(Element data from apps and pages)
● ● ● ● ●

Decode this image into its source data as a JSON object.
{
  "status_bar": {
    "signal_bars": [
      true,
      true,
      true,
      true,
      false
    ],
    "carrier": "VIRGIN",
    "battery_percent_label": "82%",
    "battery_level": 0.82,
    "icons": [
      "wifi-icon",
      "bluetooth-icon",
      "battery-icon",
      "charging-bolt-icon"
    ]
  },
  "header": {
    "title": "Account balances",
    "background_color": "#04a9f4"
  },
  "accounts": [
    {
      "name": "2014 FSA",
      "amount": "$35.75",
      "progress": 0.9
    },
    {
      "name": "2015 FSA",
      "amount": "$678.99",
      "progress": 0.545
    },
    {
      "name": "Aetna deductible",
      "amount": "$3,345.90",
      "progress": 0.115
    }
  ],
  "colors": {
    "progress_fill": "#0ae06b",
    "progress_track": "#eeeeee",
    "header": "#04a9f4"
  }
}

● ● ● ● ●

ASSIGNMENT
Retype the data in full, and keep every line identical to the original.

ANSWER BOX
Decode this image into its source data as a JSON object.
{
  "status_bar": {
    "signal_bars": [
      true,
      true,
      true,
      true,
      false
    ],
    "carrier": "VIRGIN",
    "battery_percent_label": "82%",
    "battery_level": 0.82,
    "icons": [
      "wifi-icon",
      "bluetooth-icon",
      "battery-icon",
      "charging-bolt-icon"
    ]
  },
  "header": {
    "title": "Account balances",
    "background_color": "#04a9f4"
  },
  "accounts": [
    {
      "name": "2014 FSA",
      "amount": "$35.75",
      "progress": 0.9
    },
    {
      "name": "2015 FSA",
      "amount": "$678.99",
      "progress": 0.545
    },
    {
      "name": "Aetna deductible",
      "amount": "$3,345.90",
      "progress": 0.115
    }
  ],
  "colors": {
    "progress_fill": "#0ae06b",
    "progress_track": "#eeeeee",
    "header": "#04a9f4"
  }
}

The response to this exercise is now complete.